WANA: We may not have it all together, but together we have it all.
Everyone likes to poke fun at us old folks, so maybe the best defense is to poke fun at ourselves. Here are some of my favorites on “aging:”
I feel like my body has gotten totally out of shape, so I got my doctor’s permission to join a fitness club and start exercising. I decided to take an aerobics class for seniors. I bent, twisted, gyrated, jumped up and down, and perspired for an hour. But, by the time I got my leotards on, the class was over.
Reporters interviewing a 104-year-old woman: "And what do you think is the best thing about being 104?" the reporter asked.
She simply replied, "No peer pressure."
Just before the funeral services, the undertaker came up to the very elderly widow and asked, "How old was your husband?"
"98," she replied. "Two years older than me."
"So you’re 96," the undertaker commented.
She responded, "Hardly worth going home, is it?
An elderly woman decided to prepare her will and told her preacher she had two final requests. First, she wanted to be cremated, and second, she wanted her ashes scattered over Wal-Mart.
"Wal-Mart?" the preacher exclaimed.
"Then I’ll be sure my daughters visit me twice a week."
My memory’s not as sharp as it used to be. Also, my memory’s not as sharp as it used to be.
Know how to prevent sagging? Just eat till the wrinkles fill out.
I’m getting into swing dancing. Not on purpose. Some parts of my body are just prone to swinging.
These days about half the stuff in my shopping cart says, "For fast relief."

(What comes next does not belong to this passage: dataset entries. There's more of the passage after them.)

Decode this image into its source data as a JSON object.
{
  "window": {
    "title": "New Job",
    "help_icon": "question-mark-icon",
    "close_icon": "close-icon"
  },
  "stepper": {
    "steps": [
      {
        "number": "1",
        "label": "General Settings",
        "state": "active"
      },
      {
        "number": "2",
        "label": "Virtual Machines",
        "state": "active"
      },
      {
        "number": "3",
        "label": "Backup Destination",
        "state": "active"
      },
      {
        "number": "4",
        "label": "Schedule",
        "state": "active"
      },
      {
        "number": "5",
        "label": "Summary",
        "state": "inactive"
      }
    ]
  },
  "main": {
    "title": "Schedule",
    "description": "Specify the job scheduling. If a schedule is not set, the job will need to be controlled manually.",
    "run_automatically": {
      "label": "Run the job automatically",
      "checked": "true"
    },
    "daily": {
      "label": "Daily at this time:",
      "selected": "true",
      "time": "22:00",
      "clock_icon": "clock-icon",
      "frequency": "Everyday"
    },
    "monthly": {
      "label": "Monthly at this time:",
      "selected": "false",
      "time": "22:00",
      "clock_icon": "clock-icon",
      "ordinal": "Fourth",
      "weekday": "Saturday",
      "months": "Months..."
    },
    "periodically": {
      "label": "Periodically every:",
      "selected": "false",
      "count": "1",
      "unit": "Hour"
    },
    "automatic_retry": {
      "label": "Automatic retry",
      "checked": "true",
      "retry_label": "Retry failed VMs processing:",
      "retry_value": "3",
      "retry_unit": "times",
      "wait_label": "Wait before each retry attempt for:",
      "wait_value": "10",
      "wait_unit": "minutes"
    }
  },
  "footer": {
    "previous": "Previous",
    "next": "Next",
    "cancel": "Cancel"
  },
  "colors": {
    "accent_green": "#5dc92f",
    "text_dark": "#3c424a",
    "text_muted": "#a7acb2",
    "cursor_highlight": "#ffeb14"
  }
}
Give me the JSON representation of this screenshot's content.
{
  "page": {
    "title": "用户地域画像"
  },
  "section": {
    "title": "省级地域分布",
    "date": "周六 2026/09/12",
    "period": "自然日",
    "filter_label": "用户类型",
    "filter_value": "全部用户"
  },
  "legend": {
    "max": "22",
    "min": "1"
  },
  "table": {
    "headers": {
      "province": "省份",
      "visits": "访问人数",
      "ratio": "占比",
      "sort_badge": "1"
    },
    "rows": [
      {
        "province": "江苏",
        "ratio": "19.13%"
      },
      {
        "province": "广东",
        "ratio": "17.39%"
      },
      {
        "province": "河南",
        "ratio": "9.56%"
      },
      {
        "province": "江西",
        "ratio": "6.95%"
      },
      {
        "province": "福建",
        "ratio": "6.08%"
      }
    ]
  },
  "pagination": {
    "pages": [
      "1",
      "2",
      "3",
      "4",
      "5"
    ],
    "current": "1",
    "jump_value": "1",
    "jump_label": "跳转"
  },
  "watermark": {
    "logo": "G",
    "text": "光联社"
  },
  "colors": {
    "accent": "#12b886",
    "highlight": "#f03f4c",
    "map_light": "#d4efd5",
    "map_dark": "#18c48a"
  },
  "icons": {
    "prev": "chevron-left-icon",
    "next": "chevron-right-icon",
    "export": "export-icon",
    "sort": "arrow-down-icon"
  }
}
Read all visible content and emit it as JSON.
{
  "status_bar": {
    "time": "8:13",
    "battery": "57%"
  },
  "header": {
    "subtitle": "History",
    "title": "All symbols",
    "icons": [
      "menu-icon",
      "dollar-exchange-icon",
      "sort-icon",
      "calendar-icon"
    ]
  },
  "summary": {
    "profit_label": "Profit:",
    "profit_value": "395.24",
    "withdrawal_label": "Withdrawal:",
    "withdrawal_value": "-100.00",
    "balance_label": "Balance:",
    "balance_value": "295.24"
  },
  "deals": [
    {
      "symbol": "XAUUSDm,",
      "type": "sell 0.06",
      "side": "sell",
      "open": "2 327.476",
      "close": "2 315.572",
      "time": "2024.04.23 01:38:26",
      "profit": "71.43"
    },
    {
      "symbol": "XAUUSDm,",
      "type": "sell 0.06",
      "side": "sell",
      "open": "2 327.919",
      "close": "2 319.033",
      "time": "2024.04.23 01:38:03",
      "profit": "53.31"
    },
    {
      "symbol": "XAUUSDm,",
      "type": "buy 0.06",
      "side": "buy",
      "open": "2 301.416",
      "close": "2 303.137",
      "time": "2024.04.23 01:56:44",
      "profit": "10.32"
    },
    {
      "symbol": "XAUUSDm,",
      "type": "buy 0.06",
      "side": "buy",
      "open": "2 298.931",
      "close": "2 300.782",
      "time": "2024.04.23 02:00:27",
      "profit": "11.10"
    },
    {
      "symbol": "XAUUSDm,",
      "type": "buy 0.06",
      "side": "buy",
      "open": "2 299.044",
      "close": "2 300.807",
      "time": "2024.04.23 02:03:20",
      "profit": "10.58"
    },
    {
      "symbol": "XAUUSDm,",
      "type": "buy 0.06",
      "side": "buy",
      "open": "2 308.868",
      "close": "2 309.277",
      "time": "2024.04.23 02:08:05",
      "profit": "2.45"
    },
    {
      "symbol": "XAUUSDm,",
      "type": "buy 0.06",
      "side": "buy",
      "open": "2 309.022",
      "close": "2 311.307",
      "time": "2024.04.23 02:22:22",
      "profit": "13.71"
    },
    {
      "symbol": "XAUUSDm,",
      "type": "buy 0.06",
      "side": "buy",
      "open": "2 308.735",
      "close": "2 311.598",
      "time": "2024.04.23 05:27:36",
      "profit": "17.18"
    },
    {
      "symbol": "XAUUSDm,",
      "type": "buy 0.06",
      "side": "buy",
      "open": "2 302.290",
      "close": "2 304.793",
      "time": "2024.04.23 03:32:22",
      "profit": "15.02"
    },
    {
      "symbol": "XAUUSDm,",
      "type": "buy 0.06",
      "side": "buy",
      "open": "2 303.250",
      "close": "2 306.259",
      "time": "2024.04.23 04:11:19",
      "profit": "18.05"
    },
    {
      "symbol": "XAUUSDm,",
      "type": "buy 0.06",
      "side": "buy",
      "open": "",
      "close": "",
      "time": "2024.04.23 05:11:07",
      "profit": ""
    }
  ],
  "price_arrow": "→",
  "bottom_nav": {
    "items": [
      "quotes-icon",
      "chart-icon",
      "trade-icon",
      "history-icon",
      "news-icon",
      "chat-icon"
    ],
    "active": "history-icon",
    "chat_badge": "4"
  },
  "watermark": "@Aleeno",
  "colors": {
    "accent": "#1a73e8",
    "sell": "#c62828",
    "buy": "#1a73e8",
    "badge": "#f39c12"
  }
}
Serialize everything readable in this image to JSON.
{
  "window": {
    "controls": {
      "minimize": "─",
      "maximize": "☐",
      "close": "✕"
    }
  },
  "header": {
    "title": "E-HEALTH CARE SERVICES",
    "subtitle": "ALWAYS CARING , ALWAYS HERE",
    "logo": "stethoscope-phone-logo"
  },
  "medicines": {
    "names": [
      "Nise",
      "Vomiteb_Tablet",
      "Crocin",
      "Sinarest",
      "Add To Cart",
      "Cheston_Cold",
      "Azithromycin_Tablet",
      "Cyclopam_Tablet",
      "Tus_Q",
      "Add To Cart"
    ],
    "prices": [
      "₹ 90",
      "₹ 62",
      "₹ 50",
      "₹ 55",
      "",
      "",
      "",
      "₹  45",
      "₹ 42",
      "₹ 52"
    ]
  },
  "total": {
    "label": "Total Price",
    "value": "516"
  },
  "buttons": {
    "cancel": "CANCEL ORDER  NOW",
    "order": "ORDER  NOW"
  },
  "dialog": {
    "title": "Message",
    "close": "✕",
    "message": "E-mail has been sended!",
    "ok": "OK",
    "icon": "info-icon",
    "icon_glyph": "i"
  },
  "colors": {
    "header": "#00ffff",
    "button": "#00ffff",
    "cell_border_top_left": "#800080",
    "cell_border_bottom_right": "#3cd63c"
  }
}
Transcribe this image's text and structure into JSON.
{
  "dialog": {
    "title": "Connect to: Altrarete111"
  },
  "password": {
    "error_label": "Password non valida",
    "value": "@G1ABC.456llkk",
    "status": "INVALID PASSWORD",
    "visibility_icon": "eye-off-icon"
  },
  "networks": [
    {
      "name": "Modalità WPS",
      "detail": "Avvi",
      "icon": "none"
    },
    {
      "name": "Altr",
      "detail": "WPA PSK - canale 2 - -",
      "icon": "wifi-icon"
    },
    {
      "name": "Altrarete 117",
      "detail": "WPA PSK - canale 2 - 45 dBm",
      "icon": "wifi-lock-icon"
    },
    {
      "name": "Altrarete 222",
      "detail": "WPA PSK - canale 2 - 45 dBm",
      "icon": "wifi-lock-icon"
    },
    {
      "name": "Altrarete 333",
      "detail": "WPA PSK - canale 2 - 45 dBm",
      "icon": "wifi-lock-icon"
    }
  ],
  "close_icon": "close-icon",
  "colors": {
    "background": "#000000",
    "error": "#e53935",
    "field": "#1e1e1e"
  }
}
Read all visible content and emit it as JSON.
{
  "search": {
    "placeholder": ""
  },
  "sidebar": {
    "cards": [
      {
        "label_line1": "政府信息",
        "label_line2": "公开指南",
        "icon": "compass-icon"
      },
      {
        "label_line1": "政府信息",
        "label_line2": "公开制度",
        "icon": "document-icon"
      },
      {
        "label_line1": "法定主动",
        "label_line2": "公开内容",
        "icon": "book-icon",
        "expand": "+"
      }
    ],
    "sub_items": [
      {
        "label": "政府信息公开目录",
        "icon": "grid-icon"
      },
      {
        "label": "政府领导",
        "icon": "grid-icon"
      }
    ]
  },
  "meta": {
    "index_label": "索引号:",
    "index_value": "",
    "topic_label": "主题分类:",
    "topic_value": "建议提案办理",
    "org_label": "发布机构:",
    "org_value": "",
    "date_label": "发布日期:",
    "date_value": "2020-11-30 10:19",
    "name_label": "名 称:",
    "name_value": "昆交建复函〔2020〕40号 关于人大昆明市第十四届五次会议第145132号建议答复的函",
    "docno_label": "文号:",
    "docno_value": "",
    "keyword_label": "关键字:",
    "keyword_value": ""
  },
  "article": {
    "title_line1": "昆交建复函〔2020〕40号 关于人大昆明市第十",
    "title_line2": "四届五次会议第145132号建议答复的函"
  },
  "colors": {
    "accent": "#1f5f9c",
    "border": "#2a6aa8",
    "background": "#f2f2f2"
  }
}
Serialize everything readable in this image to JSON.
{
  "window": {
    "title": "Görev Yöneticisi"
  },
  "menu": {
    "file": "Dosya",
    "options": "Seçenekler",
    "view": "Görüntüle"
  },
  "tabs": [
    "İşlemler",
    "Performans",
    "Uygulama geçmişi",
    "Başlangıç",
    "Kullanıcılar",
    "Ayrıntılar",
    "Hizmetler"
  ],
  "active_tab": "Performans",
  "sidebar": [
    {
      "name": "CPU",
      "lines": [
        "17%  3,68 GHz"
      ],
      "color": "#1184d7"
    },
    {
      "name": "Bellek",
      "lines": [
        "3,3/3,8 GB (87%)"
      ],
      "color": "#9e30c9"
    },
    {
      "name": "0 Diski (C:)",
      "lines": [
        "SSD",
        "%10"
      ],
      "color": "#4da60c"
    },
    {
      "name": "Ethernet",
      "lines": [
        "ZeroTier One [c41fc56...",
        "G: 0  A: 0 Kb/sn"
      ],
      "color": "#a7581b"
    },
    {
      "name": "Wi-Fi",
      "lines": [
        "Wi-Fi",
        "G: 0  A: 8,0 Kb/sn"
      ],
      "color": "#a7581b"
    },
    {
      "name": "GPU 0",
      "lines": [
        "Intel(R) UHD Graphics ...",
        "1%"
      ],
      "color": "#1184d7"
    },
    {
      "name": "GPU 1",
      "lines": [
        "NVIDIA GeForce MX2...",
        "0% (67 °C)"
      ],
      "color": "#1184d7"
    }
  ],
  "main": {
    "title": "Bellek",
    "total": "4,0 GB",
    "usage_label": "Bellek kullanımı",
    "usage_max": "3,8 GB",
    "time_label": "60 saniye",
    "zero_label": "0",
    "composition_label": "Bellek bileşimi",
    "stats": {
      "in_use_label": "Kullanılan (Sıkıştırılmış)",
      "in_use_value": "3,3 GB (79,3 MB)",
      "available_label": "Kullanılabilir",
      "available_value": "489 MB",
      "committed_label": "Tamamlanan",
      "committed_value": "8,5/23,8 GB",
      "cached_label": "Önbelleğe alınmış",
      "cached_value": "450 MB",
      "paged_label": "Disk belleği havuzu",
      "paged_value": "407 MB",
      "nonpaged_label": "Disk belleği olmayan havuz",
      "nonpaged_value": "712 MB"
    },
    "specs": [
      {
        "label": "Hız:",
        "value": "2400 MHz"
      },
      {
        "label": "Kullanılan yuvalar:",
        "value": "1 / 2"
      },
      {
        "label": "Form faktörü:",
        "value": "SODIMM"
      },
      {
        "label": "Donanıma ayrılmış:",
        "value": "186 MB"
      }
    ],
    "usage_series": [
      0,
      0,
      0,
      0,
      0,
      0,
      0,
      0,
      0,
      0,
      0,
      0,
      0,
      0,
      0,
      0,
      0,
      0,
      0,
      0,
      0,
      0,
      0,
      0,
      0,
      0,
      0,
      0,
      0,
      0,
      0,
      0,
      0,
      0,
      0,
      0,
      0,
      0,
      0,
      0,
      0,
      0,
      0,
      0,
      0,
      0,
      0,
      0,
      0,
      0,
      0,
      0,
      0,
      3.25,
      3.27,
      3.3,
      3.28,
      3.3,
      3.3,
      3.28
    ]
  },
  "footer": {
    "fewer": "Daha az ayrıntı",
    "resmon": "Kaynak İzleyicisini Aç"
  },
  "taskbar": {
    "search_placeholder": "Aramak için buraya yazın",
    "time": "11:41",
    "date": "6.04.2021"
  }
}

Don’t let aging get you down. It’s too hard to get back up!
Remember: You don’t stop laughing because you grow old. You grow old because you stop laughing.
THE SENILITY PRAYER: Grant me the senility to forget the people I never liked anyway, the good fortune to run into the ones I do, and the eyesight to tell the difference.
That last one pretty well sums it up. Hope you enjoyed these. Remember, you’re approaching that age, too. Even if you’ve got forty years to go before Medicare.
David N. Walker is a Christian father and grandfather, a grounded pilot and a near-scratch golfer who had to give up the game because of shoulder problems. A graduate of Duke University, he spent 42 years as a health insurance agent. Most of that career was spent in Texas, but for a few years he traveled many other states. He started writing about 20 years ago, and has six unpublished novels to use as primers on how NOT to write fiction. Since his retirement from insurance a few years ago, he has devoted his time to helping Kristen Lamb start Warrior Writers’ Boot Camp and trying to learn to write a successful novel himself.